Dataset excerpts:
______

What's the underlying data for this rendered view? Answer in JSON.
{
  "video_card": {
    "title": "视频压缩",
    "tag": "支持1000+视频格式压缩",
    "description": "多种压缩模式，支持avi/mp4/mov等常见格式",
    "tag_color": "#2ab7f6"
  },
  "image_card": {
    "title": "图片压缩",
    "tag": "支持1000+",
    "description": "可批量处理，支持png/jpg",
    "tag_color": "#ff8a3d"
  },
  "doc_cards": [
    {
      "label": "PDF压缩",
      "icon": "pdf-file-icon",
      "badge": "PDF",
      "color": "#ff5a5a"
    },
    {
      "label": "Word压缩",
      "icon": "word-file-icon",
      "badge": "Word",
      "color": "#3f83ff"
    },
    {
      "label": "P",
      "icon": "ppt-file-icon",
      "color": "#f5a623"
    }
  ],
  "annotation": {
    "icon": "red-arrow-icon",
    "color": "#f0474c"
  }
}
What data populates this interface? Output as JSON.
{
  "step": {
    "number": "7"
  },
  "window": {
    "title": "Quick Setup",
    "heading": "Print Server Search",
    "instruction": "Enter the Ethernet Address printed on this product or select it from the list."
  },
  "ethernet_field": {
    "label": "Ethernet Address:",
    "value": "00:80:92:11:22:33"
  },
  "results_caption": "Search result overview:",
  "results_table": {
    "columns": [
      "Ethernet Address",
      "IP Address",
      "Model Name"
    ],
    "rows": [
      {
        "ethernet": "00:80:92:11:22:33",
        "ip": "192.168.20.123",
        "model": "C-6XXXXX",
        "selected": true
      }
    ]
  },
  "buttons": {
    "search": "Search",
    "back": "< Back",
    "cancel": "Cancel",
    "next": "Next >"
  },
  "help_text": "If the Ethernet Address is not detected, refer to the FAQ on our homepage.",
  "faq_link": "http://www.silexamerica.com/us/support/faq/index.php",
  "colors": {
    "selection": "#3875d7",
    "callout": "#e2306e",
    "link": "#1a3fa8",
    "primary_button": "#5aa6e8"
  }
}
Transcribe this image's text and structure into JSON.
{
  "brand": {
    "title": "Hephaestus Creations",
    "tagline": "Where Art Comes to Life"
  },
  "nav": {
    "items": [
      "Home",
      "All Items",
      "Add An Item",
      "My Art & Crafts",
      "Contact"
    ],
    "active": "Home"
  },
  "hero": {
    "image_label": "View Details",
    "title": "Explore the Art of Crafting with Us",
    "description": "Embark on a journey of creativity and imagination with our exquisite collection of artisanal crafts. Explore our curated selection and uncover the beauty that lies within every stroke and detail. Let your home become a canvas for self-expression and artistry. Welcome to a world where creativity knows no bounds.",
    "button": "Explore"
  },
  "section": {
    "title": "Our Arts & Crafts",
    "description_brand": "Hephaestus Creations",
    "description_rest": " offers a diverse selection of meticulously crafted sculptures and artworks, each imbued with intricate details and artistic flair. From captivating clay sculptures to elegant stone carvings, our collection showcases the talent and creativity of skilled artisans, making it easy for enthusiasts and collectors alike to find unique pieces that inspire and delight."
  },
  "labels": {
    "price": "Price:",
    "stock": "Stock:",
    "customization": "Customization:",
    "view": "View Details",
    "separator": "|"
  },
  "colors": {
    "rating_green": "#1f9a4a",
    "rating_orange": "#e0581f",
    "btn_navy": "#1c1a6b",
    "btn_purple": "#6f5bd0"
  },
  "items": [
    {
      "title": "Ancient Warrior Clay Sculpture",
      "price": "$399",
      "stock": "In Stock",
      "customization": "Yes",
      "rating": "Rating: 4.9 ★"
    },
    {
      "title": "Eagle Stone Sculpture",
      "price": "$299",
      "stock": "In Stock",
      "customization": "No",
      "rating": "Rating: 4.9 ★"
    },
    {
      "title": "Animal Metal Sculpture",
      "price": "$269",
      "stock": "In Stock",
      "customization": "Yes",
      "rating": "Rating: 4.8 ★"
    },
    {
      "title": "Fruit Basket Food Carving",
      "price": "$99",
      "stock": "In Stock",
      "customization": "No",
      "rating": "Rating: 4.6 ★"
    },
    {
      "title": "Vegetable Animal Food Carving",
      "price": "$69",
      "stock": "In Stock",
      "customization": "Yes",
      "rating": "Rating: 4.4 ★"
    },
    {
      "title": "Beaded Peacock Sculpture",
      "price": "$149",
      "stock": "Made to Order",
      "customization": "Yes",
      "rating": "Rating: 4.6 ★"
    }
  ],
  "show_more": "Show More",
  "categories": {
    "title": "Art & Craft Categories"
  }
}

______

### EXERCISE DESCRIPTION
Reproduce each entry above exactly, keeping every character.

### SOLUTION TO THIS PROBLEM
What's the underlying data for this rendered view? Answer in JSON.
{
  "video_card": {
    "title": "视频压缩",
    "tag": "支持1000+视频格式压缩",
    "description": "多种压缩模式，支持avi/mp4/mov等常见格式",
    "tag_color": "#2ab7f6"
  },
  "image_card": {
    "title": "图片压缩",
    "tag": "支持1000+",
    "description": "可批量处理，支持png/jpg",
    "tag_color": "#ff8a3d"
  },
  "doc_cards": [
    {
      "label": "PDF压缩",
      "icon": "pdf-file-icon",
      "badge": "PDF",
      "color": "#ff5a5a"
    },
    {
      "label": "Word压缩",
      "icon": "word-file-icon",
      "badge": "Word",
      "color": "#3f83ff"
    },
    {
      "label": "P",
      "icon": "ppt-file-icon",
      "color": "#f5a623"
    }
  ],
  "annotation": {
    "icon": "red-arrow-icon",
    "color": "#f0474c"
  }
}
What data populates this interface? Output as JSON.
{
  "step": {
    "number": "7"
  },
  "window": {
    "title": "Quick Setup",
    "heading": "Print Server Search",
    "instruction": "Enter the Ethernet Address printed on this product or select it from the list."
  },
  "ethernet_field": {
    "label": "Ethernet Address:",
    "value": "00:80:92:11:22:33"
  },
  "results_caption": "Search result overview:",
  "results_table": {
    "columns": [
      "Ethernet Address",
      "IP Address",
      "Model Name"
    ],
    "rows": [
      {
        "ethernet": "00:80:92:11:22:33",
        "ip": "192.168.20.123",
        "model": "C-6XXXXX",
        "selected": true
      }
    ]
  },
  "buttons": {
    "search": "Search",
    "back": "< Back",
    "cancel": "Cancel",
    "next": "Next >"
  },
  "help_text": "If the Ethernet Address is not detected, refer to the FAQ on our homepage.",
  "faq_link": "http://www.silexamerica.com/us/support/faq/index.php",
  "colors": {
    "selection": "#3875d7",
    "callout": "#e2306e",
    "link": "#1a3fa8",
    "primary_button": "#5aa6e8"
  }
}
Transcribe this image's text and structure into JSON.
{
  "brand": {
    "title": "Hephaestus Creations",
    "tagline": "Where Art Comes to Life"
  },
  "nav": {
    "items": [
      "Home",
      "All Items",
      "Add An Item",
      "My Art & Crafts",
      "Contact"
    ],
    "active": "Home"
  },
  "hero": {
    "image_label": "View Details",
    "title": "Explore the Art of Crafting with Us",
    "description": "Embark on a journey of creativity and imagination with our exquisite collection of artisanal crafts. Explore our curated selection and uncover the beauty that lies within every stroke and detail. Let your home become a canvas for self-expression and artistry. Welcome to a world where creativity knows no bounds.",
    "button": "Explore"
  },
  "section": {
    "title": "Our Arts & Crafts",
    "description_brand": "Hephaestus Creations",
    "description_rest": " offers a diverse selection of meticulously crafted sculptures and artworks, each imbued with intricate details and artistic flair. From captivating clay sculptures to elegant stone carvings, our collection showcases the talent and creativity of skilled artisans, making it easy for enthusiasts and collectors alike to find unique pieces that inspire and delight."
  },
  "labels": {
    "price": "Price:",
    "stock": "Stock:",
    "customization": "Customization:",
    "view": "View Details",
    "separator": "|"
  },
  "colors": {
    "rating_green": "#1f9a4a",
    "rating_orange": "#e0581f",
    "btn_navy": "#1c1a6b",
    "btn_purple": "#6f5bd0"
  },
  "items": [
    {
      "title": "Ancient Warrior Clay Sculpture",
      "price": "$399",
      "stock": "In Stock",
      "customization": "Yes",
      "rating": "Rating: 4.9 ★"
    },
    {
      "title": "Eagle Stone Sculpture",
      "price": "$299",
      "stock": "In Stock",
      "customization": "No",
      "rating": "Rating: 4.9 ★"
    },
    {
      "title": "Animal Metal Sculpture",
      "price": "$269",
      "stock": "In Stock",
      "customization": "Yes",
      "rating": "Rating: 4.8 ★"
    },
    {
      "title": "Fruit Basket Food Carving",
      "price": "$99",
      "stock": "In Stock",
      "customization": "No",
      "rating": "Rating: 4.6 ★"
    },
    {
      "title": "Vegetable Animal Food Carving",
      "price": "$69",
      "stock": "In Stock",
      "customization": "Yes",
      "rating": "Rating: 4.4 ★"
    },
    {
      "title": "Beaded Peacock Sculpture",
      "price": "$149",
      "stock": "Made to Order",
      "customization": "Yes",
      "rating": "Rating: 4.6 ★"
    }
  ],
  "show_more": "Show More",
  "categories": {
    "title": "Art & Craft Categories"
  }
}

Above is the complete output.